Acquired brain injury (ABI) refers to damage to the brain that occurs after birth. Causes include trauma from an external force (e.g. a direct blow to the head), hypoxia (lack of oxygen to the brain), substance abuse (e.g. alcohol), and tumours or infections (e.g. meningitis). There are two other major causes of ABI – stroke and neurodegenerative conditions such as Multiple Sclerosis and Parkinson’s disease. Consequences of ABI include cognitive impairment (e.g. memory), physical impairment (e.g., high muscle tone and impaired coordination), behavioural impairment (e.g. impulsivity), as well as social and mental health consequences.
This factsheet is relevant for people with ABI who have been discharged from hospital and who undertake exercise similar to that undertaken by the general population. Evidence relating to inpatient rehabilitation and specific, exercise-based neurological rehabilitation techniques (e.g. body weight supported treadmill training, movement constraint therapy and Functional Electrical Stimulation) is not reviewed.
People with ABI are among the most physically inactive members of society, and, those with severe brain impairments are less active than those with mild to moderate impairments. This physical inactivity is harmful for health, fitness and function, and worsens the primary impairments resulting from ABI. There is strong scientific evidence to indicate that:

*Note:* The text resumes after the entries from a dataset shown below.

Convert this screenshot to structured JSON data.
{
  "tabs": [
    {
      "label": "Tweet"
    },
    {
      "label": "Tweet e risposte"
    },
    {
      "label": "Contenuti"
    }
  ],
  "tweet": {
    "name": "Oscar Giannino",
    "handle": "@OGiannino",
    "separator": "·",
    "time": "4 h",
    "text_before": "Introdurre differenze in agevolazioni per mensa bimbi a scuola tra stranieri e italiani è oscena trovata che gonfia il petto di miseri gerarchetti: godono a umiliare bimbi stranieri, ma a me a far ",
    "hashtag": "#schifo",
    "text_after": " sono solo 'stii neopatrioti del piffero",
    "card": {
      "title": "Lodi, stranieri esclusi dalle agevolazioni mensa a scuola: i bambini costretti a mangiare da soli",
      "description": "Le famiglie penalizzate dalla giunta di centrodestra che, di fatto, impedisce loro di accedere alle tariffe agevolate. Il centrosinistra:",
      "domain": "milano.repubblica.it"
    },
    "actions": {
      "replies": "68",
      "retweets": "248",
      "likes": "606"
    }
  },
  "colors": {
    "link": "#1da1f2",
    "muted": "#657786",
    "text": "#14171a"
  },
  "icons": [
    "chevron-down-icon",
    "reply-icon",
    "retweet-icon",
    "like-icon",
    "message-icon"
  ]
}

Because the effects of ABI are very variable and the quantity and quality of research on this population is limited, specific, recommendations for exercise programs are not possible. However some general recommendations can be made: